» Instructions for the task
Work through the records that follow and return each line containing the word "time".

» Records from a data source
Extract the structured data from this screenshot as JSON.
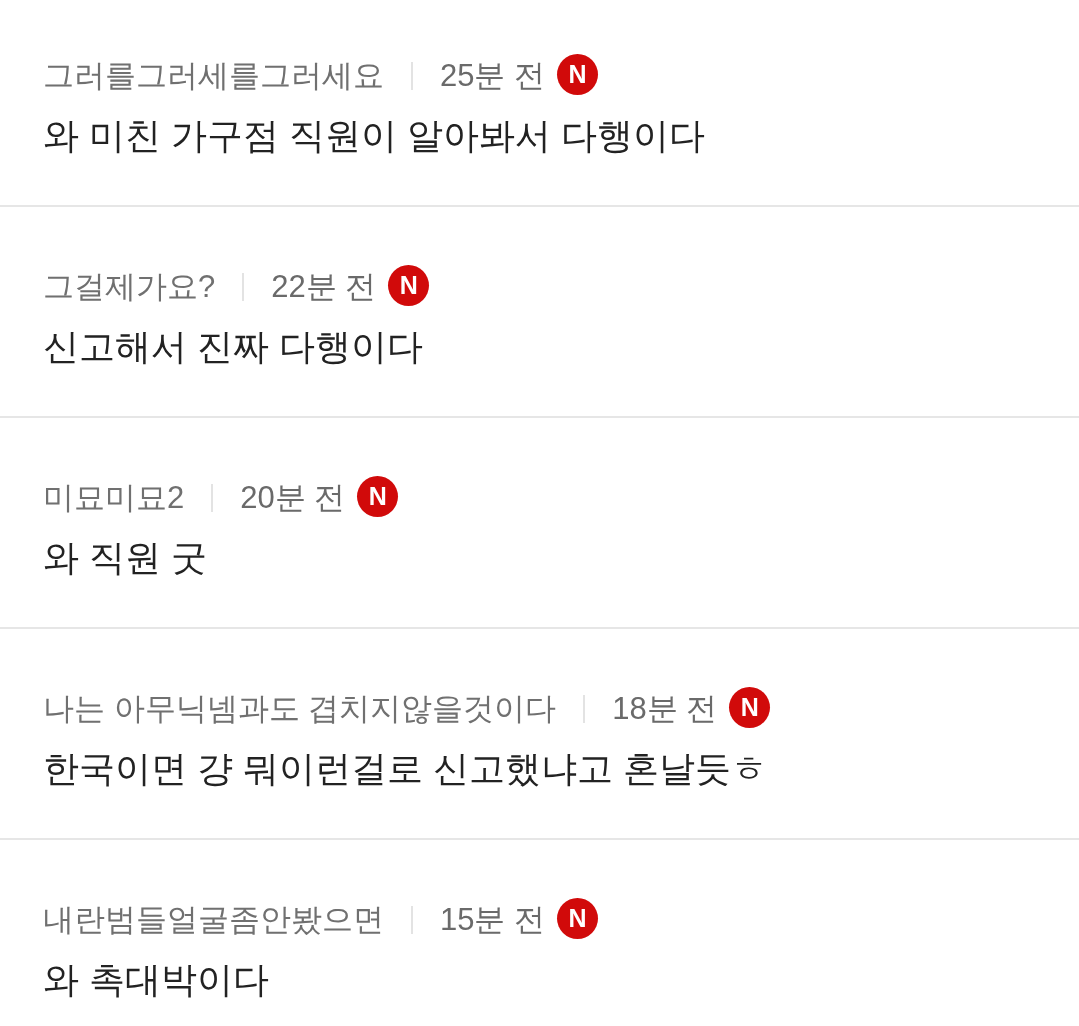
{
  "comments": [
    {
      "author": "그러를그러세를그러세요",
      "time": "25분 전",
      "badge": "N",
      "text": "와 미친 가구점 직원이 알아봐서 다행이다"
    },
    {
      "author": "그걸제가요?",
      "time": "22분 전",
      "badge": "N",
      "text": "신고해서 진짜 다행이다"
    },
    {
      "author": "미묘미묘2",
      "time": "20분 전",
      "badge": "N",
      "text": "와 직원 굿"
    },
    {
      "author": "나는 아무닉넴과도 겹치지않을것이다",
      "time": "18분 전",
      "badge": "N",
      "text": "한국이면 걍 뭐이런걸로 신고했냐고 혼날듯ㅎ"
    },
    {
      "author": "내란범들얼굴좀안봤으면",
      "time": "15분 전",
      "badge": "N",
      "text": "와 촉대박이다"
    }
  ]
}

» Answer to this problem
      "time": "25분 전",
      "time": "22분 전",
      "time": "20분 전",
      "time": "18분 전",
      "time": "15분 전",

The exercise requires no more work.